That was the original idea when we conceived of the Underride Roundtable.  Are we willing to do it like it’s never been done before and make this a joint effort?

Let’s follow the lead of medical researchers:

One of the most important ways the CMTA accelerates the research process is by putting together teams of top scientists recruited from an international body of scientific and clinical Key Opinion Leaders in CMT. The STAR program’s unique character stems from the willingness of the scientists to come together to advance CMT research collaboratively, sharing and communicating ideas, discoveries and research findings.

The CMTA’s funding and operations focus is on translational research that will lead as directly as possible to therapeutic treatments of CMT.  Truck Industry Could Take a Cue From Collaborative Medical Research Strategy

People are counting on it — whether they know it or not — because every day we delay is costly . . .

Afterthought: Why would manufacturers & engineers not collaborate on underride research?

 

Imagine if engineers collaborated to create effective underride solutions!

I was reflecting tonight on the three crash tests which I viewed in less than seven days in three different states with underride prevention technology designed by three different engineering teams. All of a sudden, the question popped into my head, “How much faster would we be able to get effective underride solutions available to install on trucks if everybody that is working on the problem — or even thinking about it — would truly be collaborating?”

It is totally ridiculous that we allow marketplace competition to inhibit communication and slow down the process. How many more lives could be saved if we more effectively put our heads together?

That was the original idea when we conceived of the Underride Roundtable.  Are we willing to do it like it’s never been done before and make this a joint effort?
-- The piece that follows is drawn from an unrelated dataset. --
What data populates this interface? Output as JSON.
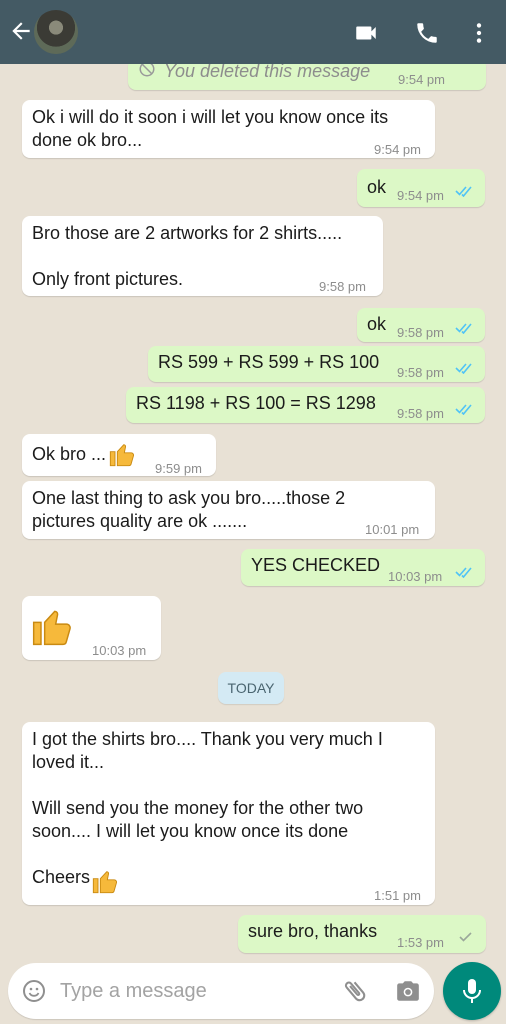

Previous post on a similar topic: Urgent Underride Discussion of Deceleration Forces/High Speeds. Don’t Dawdle.